Dr Jacqueline Nicholas hypothesizes about the utility of neurofilaments as a biomarker of disease severity in patients with multiple sclerosis.
Stephen Krieger, MD: We’ve talked about lesion monitoring, and we’ve talked about brain volume monitoring and gray matter. Dr Nicholas, another emerging topic in monitoring for disease severity is looking at things like neurofilament light chain. I haven’t begun to use that in my practice. I’m curious if you have. Do you have thoughts about its utility and how it relates to the use of S1Ps?
Jacqueline Nicholas, MD: It’s something that we’ve been talking about for a long time. We’ve all wanted other ways to be able to monitor our patients. I haven’t had the opportunity yet to use these outside clinical trials, but I welcome that because I know it’s quickly approaching. There have been a couple of really nice papers that have come out—consensus ideas as to how these might be utilized. One caveat that we all realize is we need to understand the norm for a patient of the neurofilament light chain levels within the blood based on their age. We have to understand that, obviously, anything that could impact the brain—somebody gets a hard hit to the head—could result in an elevation. Thus, every time it elevates, we shouldn’t freak out that it’s multiple sclerosis [MS] rearing its ugly head.

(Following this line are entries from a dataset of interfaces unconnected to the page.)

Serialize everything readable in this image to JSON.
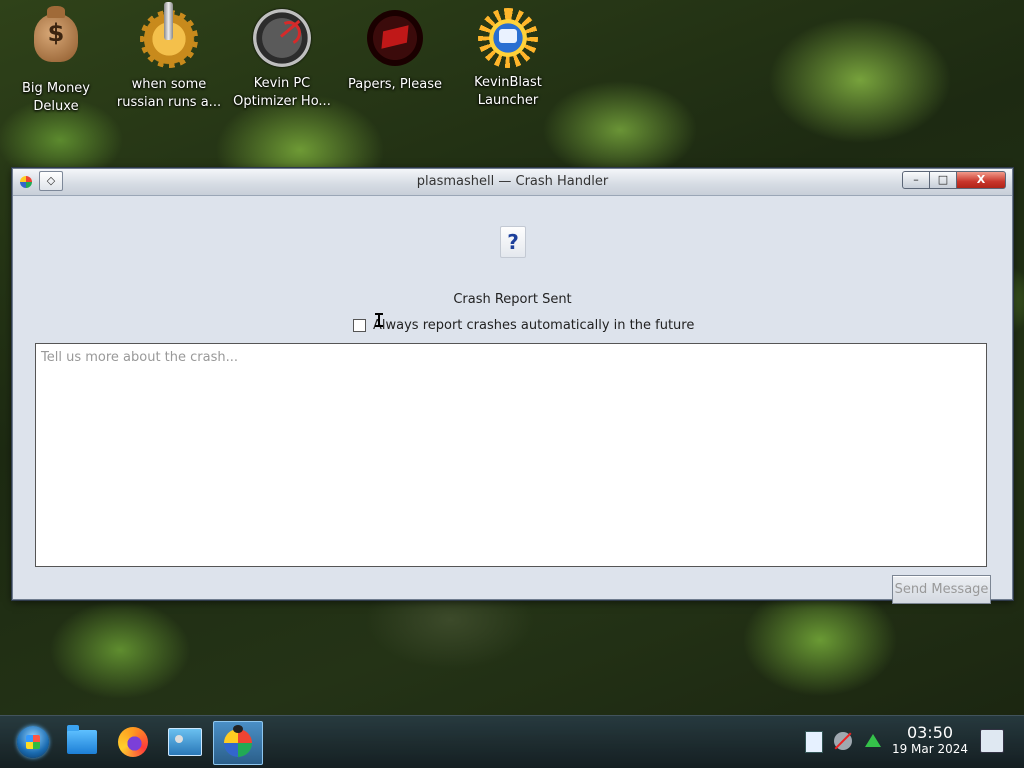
{
  "desktop": {
    "icons": [
      {
        "label_line1": "Big Money",
        "label_line2": "Deluxe",
        "icon": "money-bag-icon"
      },
      {
        "label_line1": "when some",
        "label_line2": "russian runs a...",
        "icon": "gear-icon"
      },
      {
        "label_line1": "Kevin PC",
        "label_line2": "Optimizer Ho...",
        "icon": "gauge-icon"
      },
      {
        "label_line1": "Papers, Please",
        "label_line2": "",
        "icon": "papers-please-icon"
      },
      {
        "label_line1": "KevinBlast",
        "label_line2": "Launcher",
        "icon": "sunburst-icon"
      }
    ]
  },
  "window": {
    "title": "plasmashell — Crash Handler",
    "menu_button_glyph": "◇",
    "minimize_glyph": "–",
    "maximize_glyph": "□",
    "close_glyph": "X",
    "help_icon_glyph": "?",
    "status_text": "Crash Report Sent",
    "auto_report_label": "Always report crashes automatically in the future",
    "auto_report_checked": false,
    "message_placeholder": "Tell us more about the crash...",
    "message_value": "",
    "send_button_label": "Send Message",
    "send_button_enabled": false
  },
  "taskbar": {
    "items": [
      "start-menu-icon",
      "file-manager-icon",
      "firefox-icon",
      "system-monitor-icon",
      "crash-handler-icon"
    ],
    "active_item": "crash-handler-icon",
    "tray": [
      "clipboard-icon",
      "volume-muted-icon",
      "network-icon"
    ],
    "clock_time": "03:50",
    "clock_date": "19 Mar 2024"
  },
  "colors": {
    "window_bg": "#dde3ec",
    "close_button": "#c8352a",
    "taskbar_bg": "#1e2b33",
    "active_task": "#2b5f8a"
  }
}
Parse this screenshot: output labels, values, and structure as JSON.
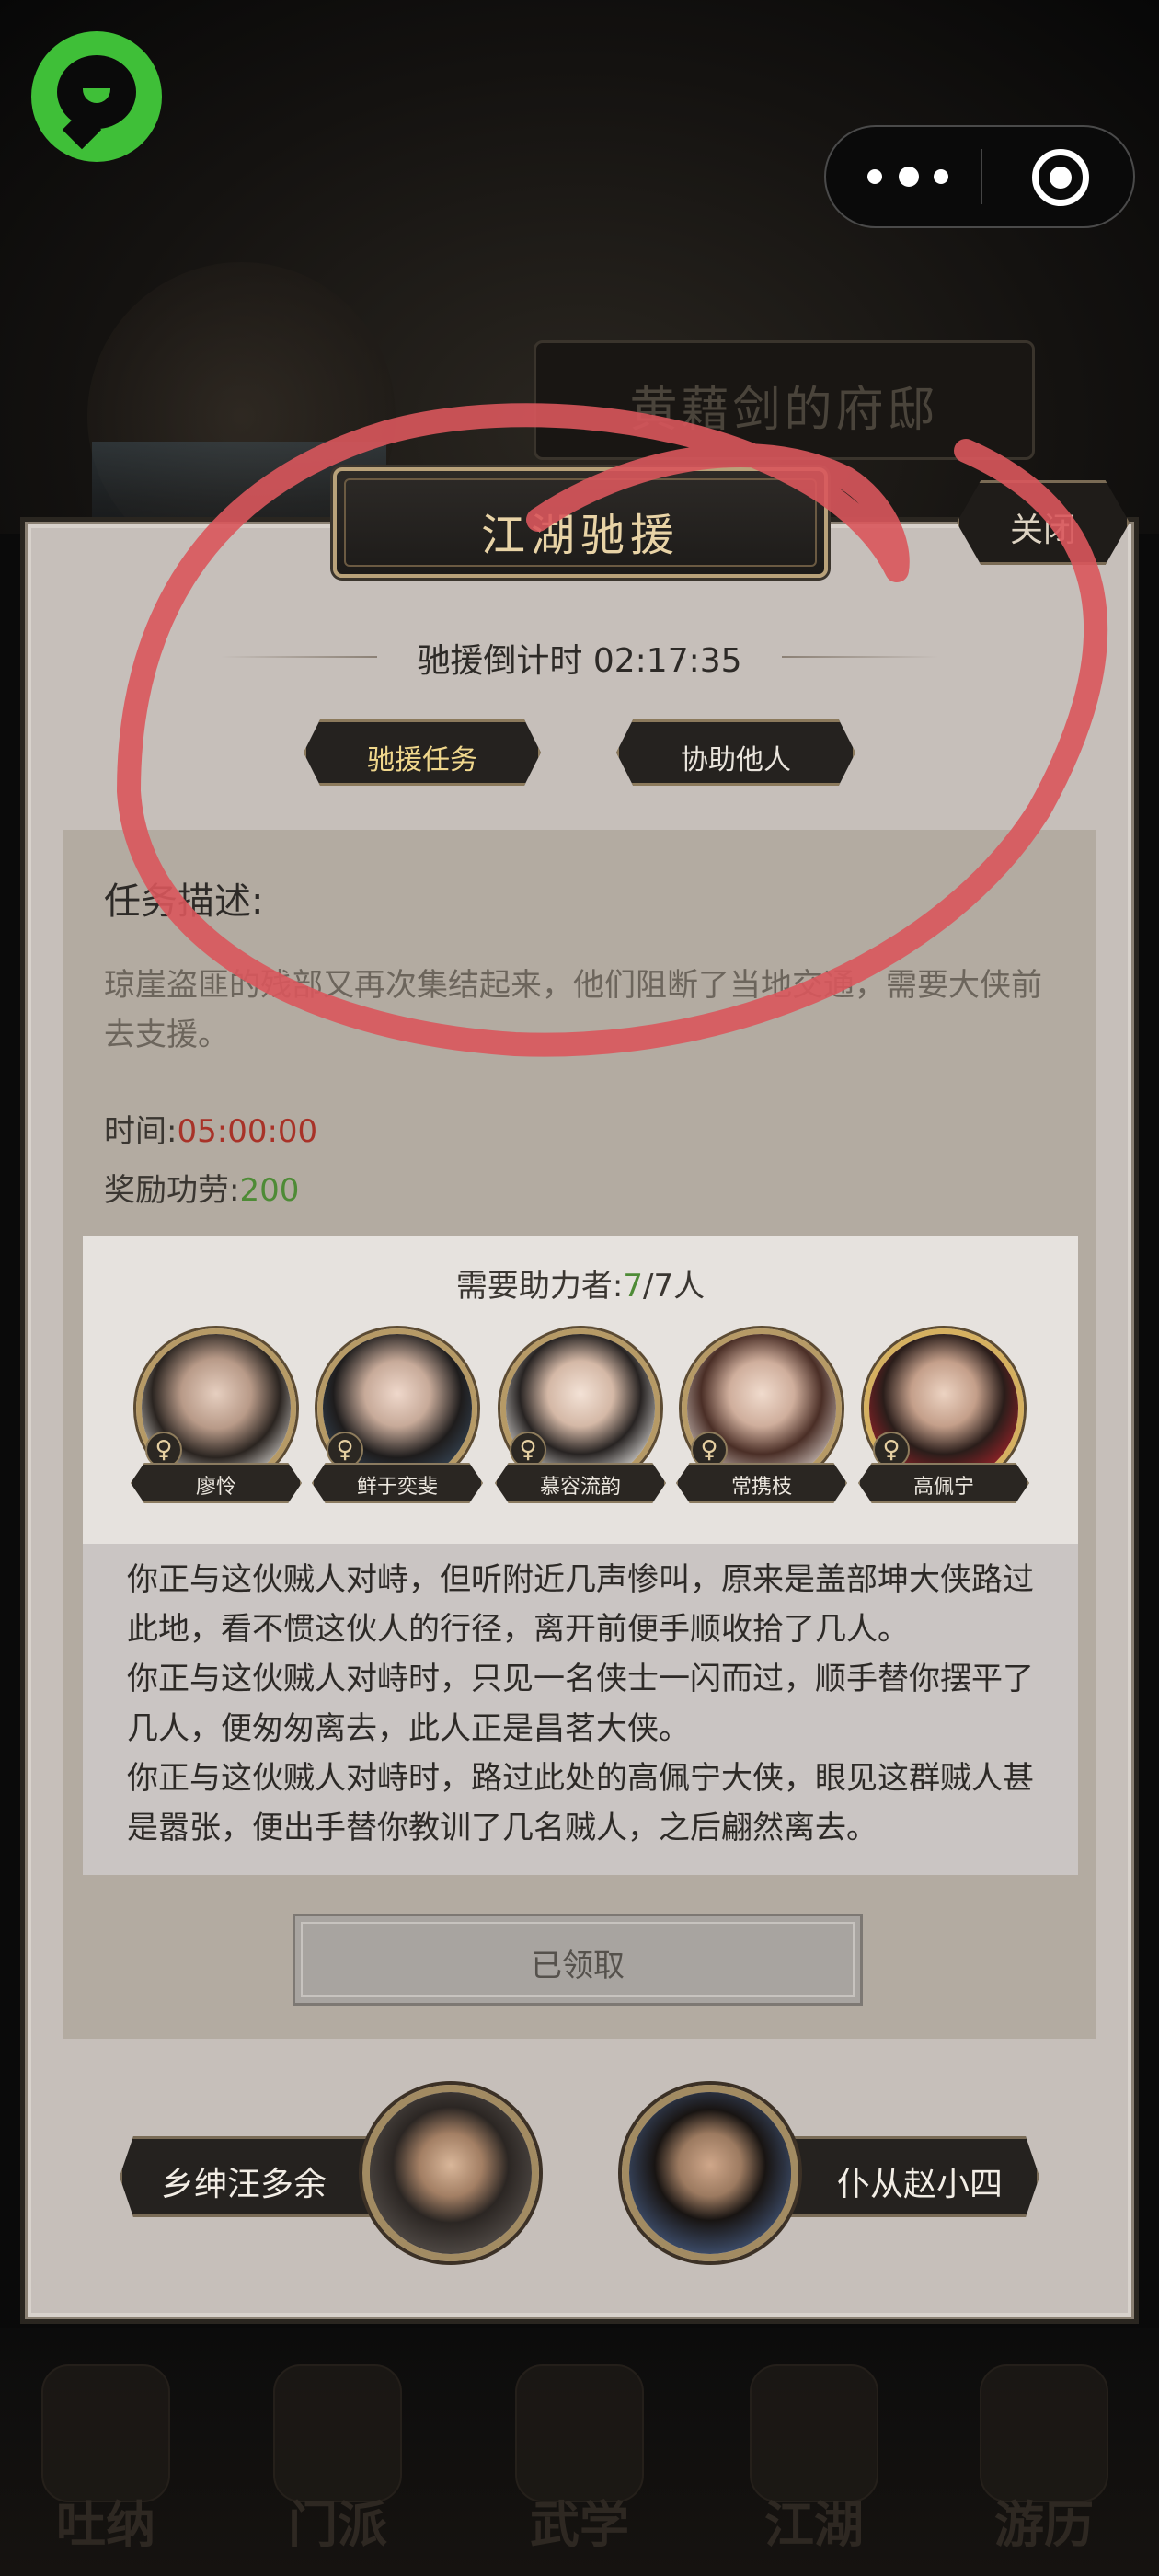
{
  "background": {
    "mansion_title": "黄藉剑的府邸"
  },
  "wechat": {
    "logo_icon": "wechat-mini-program-icon",
    "menu_icon": "more-dots-icon",
    "close_icon": "target-close-icon"
  },
  "dialog": {
    "title": "江湖驰援",
    "close_label": "关闭",
    "countdown": "驰援倒计时 02:17:35",
    "tabs": [
      {
        "label": "驰援任务",
        "active": true
      },
      {
        "label": "协助他人",
        "active": false
      }
    ],
    "task": {
      "heading": "任务描述:",
      "description": "琼崖盗匪的残部又再次集结起来，他们阻断了当地交通，需要大侠前去支援。",
      "time_label": "时间:",
      "time_value": "05:00:00",
      "reward_label": "奖励功劳:",
      "reward_value": "200"
    },
    "helpers": {
      "title_prefix": "需要助力者:",
      "count_current": "7",
      "count_total": "/7人",
      "list": [
        {
          "name": "廖怜",
          "gender": "♀"
        },
        {
          "name": "鲜于奕斐",
          "gender": "♀"
        },
        {
          "name": "慕容流韵",
          "gender": "♀"
        },
        {
          "name": "常携枝",
          "gender": "♀"
        },
        {
          "name": "高佩宁",
          "gender": "♀"
        }
      ]
    },
    "story": [
      "你正与这伙贼人对峙，但听附近几声惨叫，原来是盖部坤大侠路过此地，看不惯这伙人的行径，离开前便手顺收拾了几人。",
      "你正与这伙贼人对峙时，只见一名侠士一闪而过，顺手替你摆平了几人，便匆匆离去，此人正是昌茗大侠。",
      "你正与这伙贼人对峙时，路过此处的高佩宁大侠，眼见这群贼人甚是嚣张，便出手替你教训了几名贼人，之后翩然离去。"
    ],
    "claimed_label": "已领取",
    "npcs": [
      {
        "label": "乡绅汪多余"
      },
      {
        "label": "仆从赵小四"
      }
    ]
  },
  "bottom_nav": [
    {
      "label": "吐纳"
    },
    {
      "label": "门派"
    },
    {
      "label": "武学"
    },
    {
      "label": "江湖"
    },
    {
      "label": "游历"
    }
  ],
  "colors": {
    "annotation": "#d9575c",
    "accent_gold": "#e8d3a6",
    "time_red": "#a83228",
    "reward_green": "#4e8b36"
  }
}
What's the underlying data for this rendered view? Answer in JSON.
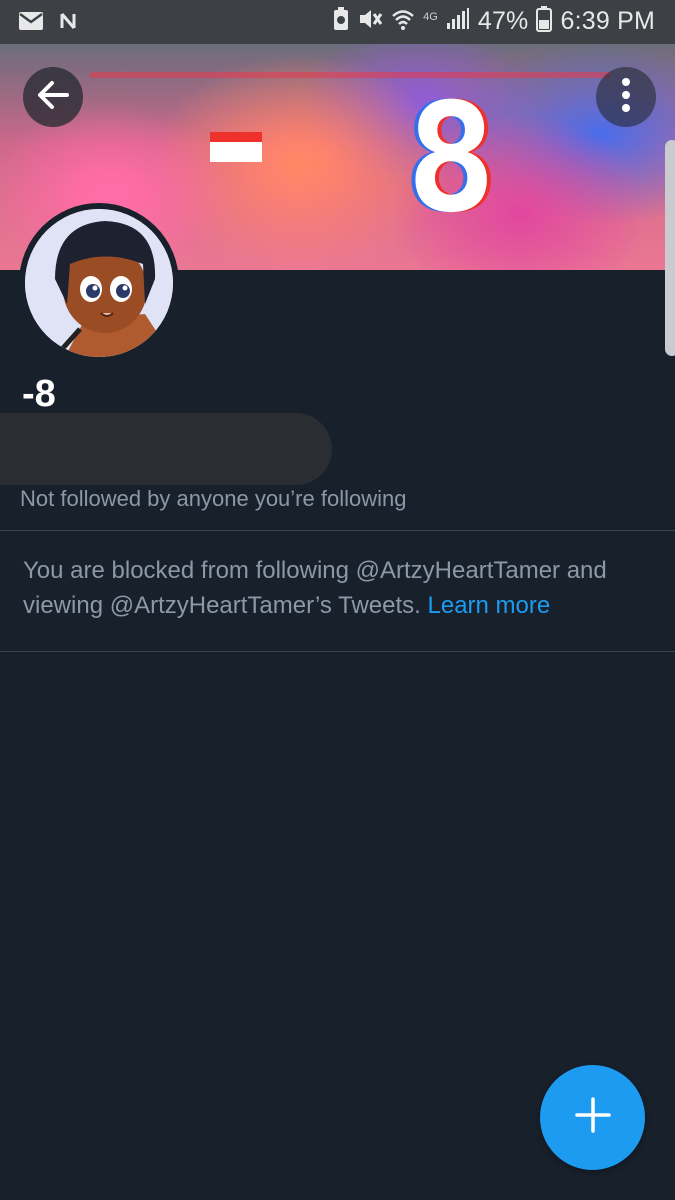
{
  "status_bar": {
    "battery_percent": "47%",
    "time": "6:39 PM",
    "network": "4G",
    "icons": [
      "mail-icon",
      "nfc-icon",
      "battery-saver-icon",
      "vibrate-mute-icon",
      "wifi-icon",
      "signal-icon",
      "battery-icon"
    ]
  },
  "header": {
    "back_icon": "arrow-left-icon",
    "more_icon": "more-vertical-icon"
  },
  "banner": {
    "score_text": "8"
  },
  "profile": {
    "display_name": "-8",
    "followers_note": "Not followed by anyone you’re following"
  },
  "blocked": {
    "message": "You are blocked from following @ArtzyHeartTamer and viewing @ArtzyHeartTamer’s Tweets.",
    "learn_more": "Learn more"
  },
  "fab": {
    "icon": "plus-icon"
  },
  "colors": {
    "background": "#17202b",
    "accent": "#1d9bf0",
    "muted_text": "#8b98a5",
    "divider": "#38444d"
  }
}
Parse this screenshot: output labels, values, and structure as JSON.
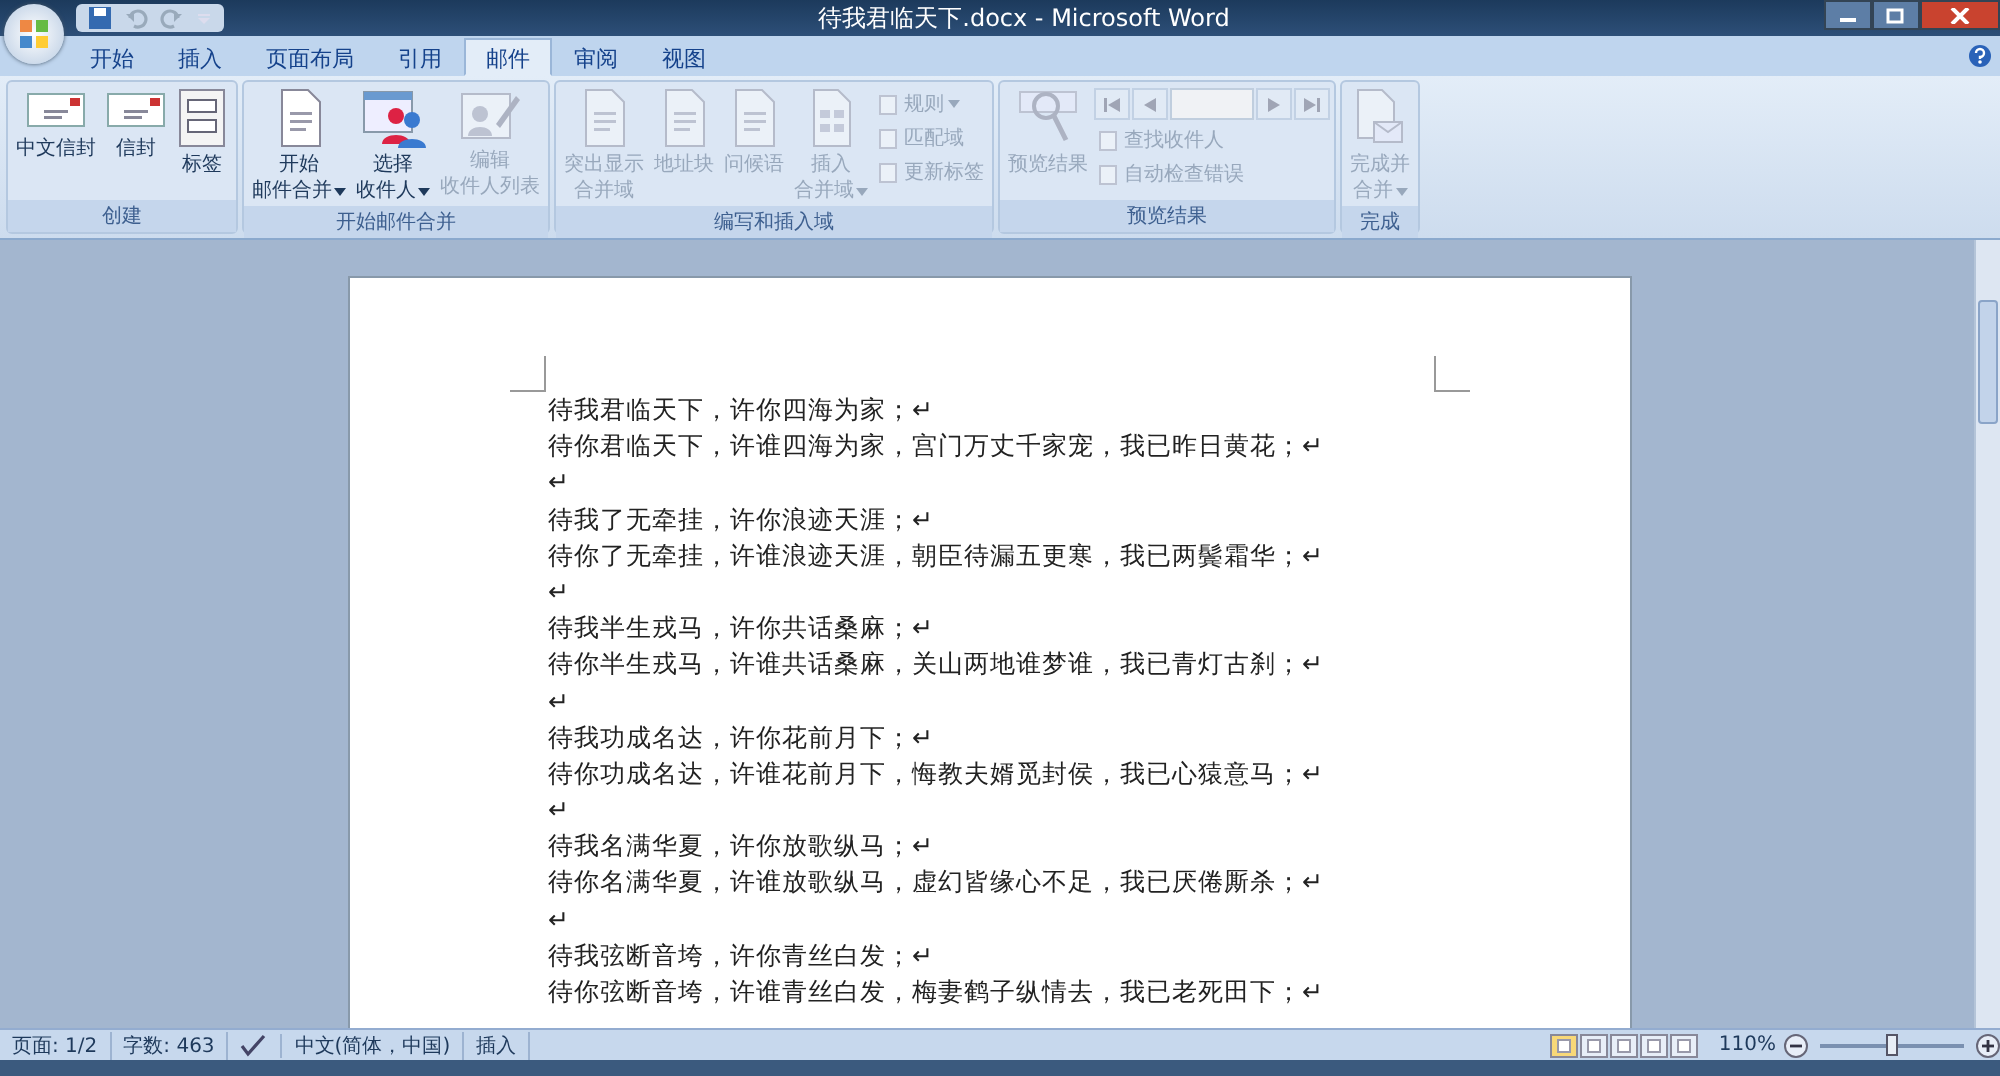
{
  "window": {
    "title": "待我君临天下.docx - Microsoft Word"
  },
  "tabs": [
    {
      "label": "开始",
      "selected": false
    },
    {
      "label": "插入",
      "selected": false
    },
    {
      "label": "页面布局",
      "selected": false
    },
    {
      "label": "引用",
      "selected": false
    },
    {
      "label": "邮件",
      "selected": true
    },
    {
      "label": "审阅",
      "selected": false
    },
    {
      "label": "视图",
      "selected": false
    }
  ],
  "ribbon": {
    "groups": [
      {
        "title": "创建",
        "large_buttons": [
          {
            "kind": "envelope",
            "lines": [
              "中文信封"
            ],
            "disabled": false
          },
          {
            "kind": "envelope",
            "lines": [
              "信封"
            ],
            "disabled": false
          },
          {
            "kind": "labels",
            "lines": [
              "标签"
            ],
            "disabled": false
          }
        ]
      },
      {
        "title": "开始邮件合并",
        "large_buttons": [
          {
            "kind": "document",
            "lines": [
              "开始",
              "邮件合并"
            ],
            "dropdown": true,
            "disabled": false
          },
          {
            "kind": "people",
            "lines": [
              "选择",
              "收件人"
            ],
            "dropdown": true,
            "disabled": false
          },
          {
            "kind": "edit",
            "lines": [
              "编辑",
              "收件人列表"
            ],
            "disabled": true
          }
        ]
      },
      {
        "title": "编写和插入域",
        "large_buttons": [
          {
            "kind": "document",
            "lines": [
              "突出显示",
              "合并域"
            ],
            "disabled": true
          },
          {
            "kind": "document",
            "lines": [
              "地址块"
            ],
            "disabled": true
          },
          {
            "kind": "document",
            "lines": [
              "问候语"
            ],
            "disabled": true
          },
          {
            "kind": "grid",
            "lines": [
              "插入",
              "合并域"
            ],
            "dropdown": true,
            "disabled": true
          }
        ],
        "small_buttons": [
          {
            "label": "规则",
            "dropdown": true,
            "disabled": true
          },
          {
            "label": "匹配域",
            "disabled": true
          },
          {
            "label": "更新标签",
            "disabled": true
          }
        ]
      },
      {
        "title": "预览结果",
        "large_buttons": [
          {
            "kind": "magnifier",
            "lines": [
              "预览结果"
            ],
            "disabled": true
          }
        ],
        "navigation": {
          "disabled": true
        },
        "small_buttons": [
          {
            "label": "查找收件人",
            "disabled": true
          },
          {
            "label": "自动检查错误",
            "disabled": true
          }
        ]
      },
      {
        "title": "完成",
        "large_buttons": [
          {
            "kind": "finish",
            "lines": [
              "完成并",
              "合并"
            ],
            "dropdown": true,
            "disabled": true
          }
        ]
      }
    ]
  },
  "document": {
    "lines": [
      "待我君临天下，许你四海为家；↵",
      "待你君临天下，许谁四海为家，宫门万丈千家宠，我已昨日黄花；↵",
      "↵",
      "待我了无牵挂，许你浪迹天涯；↵",
      "待你了无牵挂，许谁浪迹天涯，朝臣待漏五更寒，我已两鬓霜华；↵",
      "↵",
      "待我半生戎马，许你共话桑麻；↵",
      "待你半生戎马，许谁共话桑麻，关山两地谁梦谁，我已青灯古刹；↵",
      "↵",
      "待我功成名达，许你花前月下；↵",
      "待你功成名达，许谁花前月下，悔教夫婿觅封侯，我已心猿意马；↵",
      "↵",
      "待我名满华夏，许你放歌纵马；↵",
      "待你名满华夏，许谁放歌纵马，虚幻皆缘心不足，我已厌倦厮杀；↵",
      "↵",
      "待我弦断音垮，许你青丝白发；↵",
      "待你弦断音垮，许谁青丝白发，梅妻鹤子纵情去，我已老死田下；↵"
    ]
  },
  "status_bar": {
    "page": "页面: 1/2",
    "words": "字数: 463",
    "language": "中文(简体，中国)",
    "mode": "插入",
    "zoom": "110%",
    "zoom_slider": {
      "level": 0.5
    }
  }
}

What we know from those data that it’s higher at baseline in patients with multiple sclerosis than in those without. When there’s inflammation, particularly new lesions on MRI or relapses, we see an elevation in those levels. I can imagine where that could be incredibly helpful where an individual is coming in. Maybe we’re having challenges differentiating whether it’s an increase of a chronic symptom in the setting of heat sensitivity. Maybe somebody is really anxious or depressed, and we worry that it could be a pseudo relapse. That may be a useful time point to check that neurofilament level. It may be also be useful to start a new treatment. Maybe we’ve made a treatment switch because 1 treatment wasn’t effective enough, and we want to get an early check-in—a couple of months after—to see, “Is this lowering levels effectively?”
One area I’m most excited about where this may be helpful for is when we get to that older population. We’re still waiting for the results of the DISCO-MS trial to understand if stopping therapy ultimately is appropriate and what may occur as a result of that in our older patients. We have patients who come in frequently and say, “I’ve had MS for 50 years, and I’ve been taking the treatment as long as I’ve been able to since they’ve been available. I haven’t had anything happen in a really long time, and I’m 70 years old. Can I come off?” We weigh that, but this might be a place where instead of monitoring them with MRIs, we might look at neurofilament and see if that’s not elevated. Maybe they’re doing well.
Stephen Krieger, MD: That’s a clever way of utilizing it. You’re right, we haven’t seen the results of the DISCO-MS study, this discontinuation trial. Although I don’t think there were many patients in it who were on S1P modulators. I’m sure there are a few, but these were all patients over 55 years old, who’ve been stable for several years on whatever disease-modifying therapy they were on. I’d be nervous about stopping an S1P cold turkey because of the risk of rebound. If that study is reassuring and things like neurofilament levels could give us an indicator of that, that could make it a much safer proposition.
Transcript Edited for Clarity